The hike was the first really hard thing I’d done since losing my mom. On the way out, I convinced myself I couldn’t do it. I was going to take a tourist helicopter out. My group passed me and said they’d see me at the top. But then the helicopter was going to take longer than I’d anticipated, almost as long as the hike itself, so instead I hiked my way out. As I climbed the 1000 feet out of the canyon, I looked back at where I’d come from. I wished my mom could see it too. I stopped in every patch of shade to cry. And then I kept walking.
It was nearly a year after Havasu before I went on my next backpacking trip. I started to warm the idea that I might do the PCT someday. Someday, when I’m stronger. Someday, when I’m more confident in nature.
I went on a few more backpacking trips. I liked the way they made me struggle. I liked the way I so often had to do the thing I didn’t think I could do.
I started reading thru-hiker’s blogs. I followed them on Instagram. I saw something I didn’t expect to see, which was that they were just like me. They had all of the same fears and pains I had. The only difference was that they had decided to go.
A year and a half after I lost my mom, I decided for sure I was going to hike the Pacific Crest Trail. I’m a month away from starting at the border of Campo, CA.

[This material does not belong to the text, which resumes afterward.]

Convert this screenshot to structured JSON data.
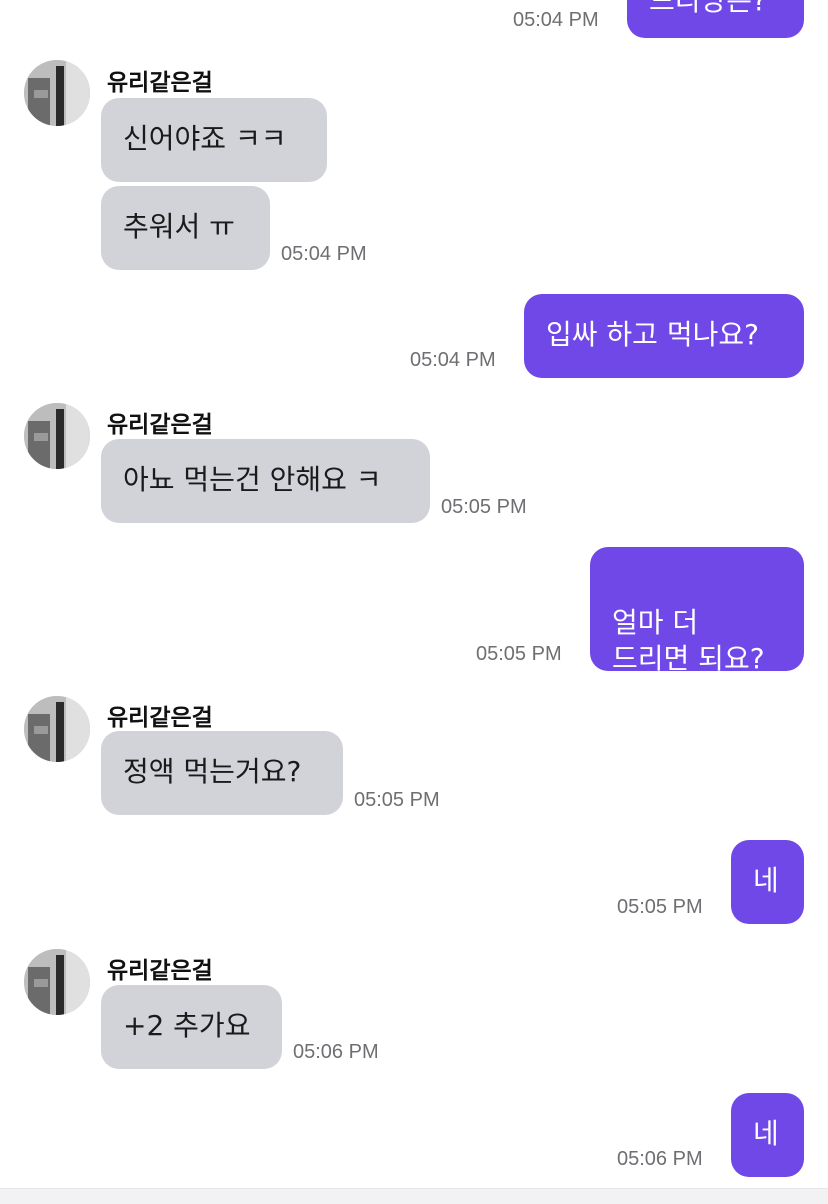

Losing my mother was the hardest thing I’ve ever had to live through. A close second was the six months I spent watching her die. It doesn’t escape me that for nearly the same amount of time, I will be putting one foot in front of the other, trying to reach the Northern Terminus.
Sometimes I try to imagine whether I would be hiking this trail if my mother were alive. One answer is no. I wouldn’t have needed to. I wouldn’t have needed to see just how much I could suffer and survive if she’d lived.
Another answer is yes. She would come with me. She would make friends with every hiker and trail angel we passed. She would insist we splurge in town on good food and a comfortable bed. She would probably pack wine. She would snore. She would be slow but steady. She would make sure we called home.
Before my mother died, I’d always seen her as a completely different species to me. We got along well, but we were different. Where she was positive I was critical. Where she relaxed, I planned. Where she schemed, I played by the rules.
When she died, an image came to me without asking for it. I imagined that she had shrunk back into a fetus and implanted herself inside my literal, anatomical heart. This essence of my mother would leech out particles of vulnerability when I wanted to be closed, compassion I’d never had capacity for, love for every ounce of my fear. It was as if she’d decided: I can’t be there to help you become this person anymore. I’ll have to show you how to do it on your own.
I don’t get to know what my mother would think of me hiking from Mexico to Canada. I don’t get to know if I’ll make it to the Northern Terminus, or if my pack will be too heavy, or if I’ll wither in the sun or sink in the snow. But I hope to spend as much time as I can being the woman I believe my mother knew I could be. More brave than afraid. More free than secure. More wild and alive.